When the potential buyer submits the offer to the seller, he or she will need to pay a security deposit (“caparra”); both the seller and the buyer will need to agree on the amount. If the seller accepts the offer without renegotiating the terms and conditions of the purchasing process, he or she will sign the purchase offer and the terms included in the accepted offer will become binding for both parties.
At this point, the parties will be able to move forward and sign the preliminary contract of sale, which will ultimately lead to the final deed of sale.
What is a “contratto preliminare”?
An agreement in which both parties to the transaction commit to signing the final deed of sale is known as a contratto preliminare (or compromesso), or “preliminary contract of sale” in English. Detailed information about the property including its final asking price, its specifics as they appear in the Land Registry, and a description of its grounds, are outlined in a preliminary contract of sale. This document also outlines the property price, the payment method which will be used during the transaction and the time frame to complete the purchasing process.
The purpose of the preliminary agreement is generally to allow the buyer to verify that the property is sellable, that it respects urban planning, and that the seller has a legal right to sell the property. If these documents are in order, the seller and the buyer can proceed with signing the final deed of sale, which ultimately transfers the property’s ownership rights from the seller to the buyer.

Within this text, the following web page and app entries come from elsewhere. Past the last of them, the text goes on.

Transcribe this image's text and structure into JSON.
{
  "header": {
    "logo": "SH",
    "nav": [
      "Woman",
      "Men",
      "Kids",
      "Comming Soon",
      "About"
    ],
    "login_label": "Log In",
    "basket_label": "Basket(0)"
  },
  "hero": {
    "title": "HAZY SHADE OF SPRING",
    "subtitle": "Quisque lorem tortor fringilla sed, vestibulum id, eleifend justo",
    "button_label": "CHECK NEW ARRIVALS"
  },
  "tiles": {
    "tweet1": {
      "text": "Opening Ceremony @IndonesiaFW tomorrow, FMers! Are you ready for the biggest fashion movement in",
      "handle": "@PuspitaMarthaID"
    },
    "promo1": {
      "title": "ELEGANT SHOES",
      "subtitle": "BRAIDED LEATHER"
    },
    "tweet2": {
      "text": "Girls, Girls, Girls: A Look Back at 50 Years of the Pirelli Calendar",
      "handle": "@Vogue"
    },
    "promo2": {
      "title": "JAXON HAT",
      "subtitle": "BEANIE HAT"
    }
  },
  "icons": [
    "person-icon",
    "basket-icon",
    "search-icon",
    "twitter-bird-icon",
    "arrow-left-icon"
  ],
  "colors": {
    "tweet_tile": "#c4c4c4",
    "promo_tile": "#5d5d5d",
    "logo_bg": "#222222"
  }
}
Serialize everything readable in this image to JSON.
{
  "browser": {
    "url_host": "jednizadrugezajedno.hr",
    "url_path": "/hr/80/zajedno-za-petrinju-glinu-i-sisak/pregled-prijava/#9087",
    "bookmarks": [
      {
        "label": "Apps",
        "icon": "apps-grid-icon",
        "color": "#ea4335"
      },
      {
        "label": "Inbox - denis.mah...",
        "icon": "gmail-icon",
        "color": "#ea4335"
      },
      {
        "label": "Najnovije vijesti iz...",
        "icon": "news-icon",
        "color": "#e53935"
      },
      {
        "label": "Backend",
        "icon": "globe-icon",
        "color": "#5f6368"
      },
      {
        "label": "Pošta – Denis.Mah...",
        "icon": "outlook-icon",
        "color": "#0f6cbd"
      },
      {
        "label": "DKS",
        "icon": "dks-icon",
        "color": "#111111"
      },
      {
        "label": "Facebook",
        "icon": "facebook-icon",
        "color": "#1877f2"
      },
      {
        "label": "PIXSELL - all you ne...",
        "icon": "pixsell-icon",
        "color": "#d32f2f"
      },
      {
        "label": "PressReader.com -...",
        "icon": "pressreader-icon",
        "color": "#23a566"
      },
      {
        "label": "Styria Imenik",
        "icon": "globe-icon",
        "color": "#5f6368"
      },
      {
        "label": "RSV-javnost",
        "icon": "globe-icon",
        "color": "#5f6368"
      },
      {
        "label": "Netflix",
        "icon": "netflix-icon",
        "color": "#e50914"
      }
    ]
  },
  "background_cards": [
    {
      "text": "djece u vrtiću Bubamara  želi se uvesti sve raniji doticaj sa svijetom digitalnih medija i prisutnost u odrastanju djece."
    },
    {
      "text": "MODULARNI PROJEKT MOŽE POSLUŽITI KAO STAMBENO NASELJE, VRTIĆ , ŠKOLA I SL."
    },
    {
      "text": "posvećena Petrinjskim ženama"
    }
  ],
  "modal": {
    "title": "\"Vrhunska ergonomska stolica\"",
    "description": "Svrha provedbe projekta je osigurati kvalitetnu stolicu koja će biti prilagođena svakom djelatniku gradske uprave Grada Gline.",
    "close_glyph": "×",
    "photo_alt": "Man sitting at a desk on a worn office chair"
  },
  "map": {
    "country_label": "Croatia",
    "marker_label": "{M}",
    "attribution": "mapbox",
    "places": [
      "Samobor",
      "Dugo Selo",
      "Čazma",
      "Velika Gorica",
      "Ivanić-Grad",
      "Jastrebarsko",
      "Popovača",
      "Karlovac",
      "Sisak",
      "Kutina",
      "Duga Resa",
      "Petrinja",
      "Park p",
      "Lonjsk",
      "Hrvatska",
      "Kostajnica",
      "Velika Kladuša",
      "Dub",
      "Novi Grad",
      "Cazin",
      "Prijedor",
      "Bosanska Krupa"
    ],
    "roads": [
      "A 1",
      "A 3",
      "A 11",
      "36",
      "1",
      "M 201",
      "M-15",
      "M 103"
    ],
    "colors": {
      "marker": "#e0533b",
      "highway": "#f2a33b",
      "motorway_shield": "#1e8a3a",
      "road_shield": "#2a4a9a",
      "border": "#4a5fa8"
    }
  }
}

Often, a preliminary contract of sale may also include the date by which the final deed of sale must be signed. This is agreed by the parties by taking into account the time that is required for the buyer to take out the mortgage, if applicable. In this sense, a preliminary contract of sale is also useful when applying for a mortgage as the buyer can use this document to provide the bank with proof that the funds requested will be used to purchase a given property.
When the preliminary agreement is signed by both parties to the transaction, the buyer must pay a deposit and the agreement ultimately results in both parties committing to signing the final deed of sale. If the buyer withdraws from the agreement after signing it without a valid and legal reason, he/she will lose the deposit. On the other hand, if the seller decides to withdraw, he/she will be forced to pay the buyer double the amount of the deposit paid.
Finally, if both the seller and the buyer sign the preliminary contract of sale before a notary, the agreement achieves a legally binding effect for the buyer and he or she will not be able to sell the property to third parties. On the other hand, if they do not sign the preliminary contract of sale before a notary, the buyer can potentially sell the property to a third party and the buyer, whom the property was going to be sold to originally, will be entitled to compensation.
Finally, it is worth mentioning that entering into a preliminary contract is not mandatory as a deed of sale can also be signed directly after the purchase offer is accepted. However, a preliminary contract of sale is widely used in Italy because it increases security for both parties in the event of changes in the transaction.
In conclusion, while a purchase offer is formal document through which a potential buyer makes an offer to a seller in order to secure a property, and it becomes legally binding for both parties only when it is accepted, the preliminary contract of sale is an official contract which has legal binding effects from its execution and it ultimately results in both the seller and the buyer signing the final deed of sale.
If you would like more information about the purchasing process, or you would like a free consultation with our team of real estate experts and attorneys, do not hesitate to contact us at firstname.lastname@example.org.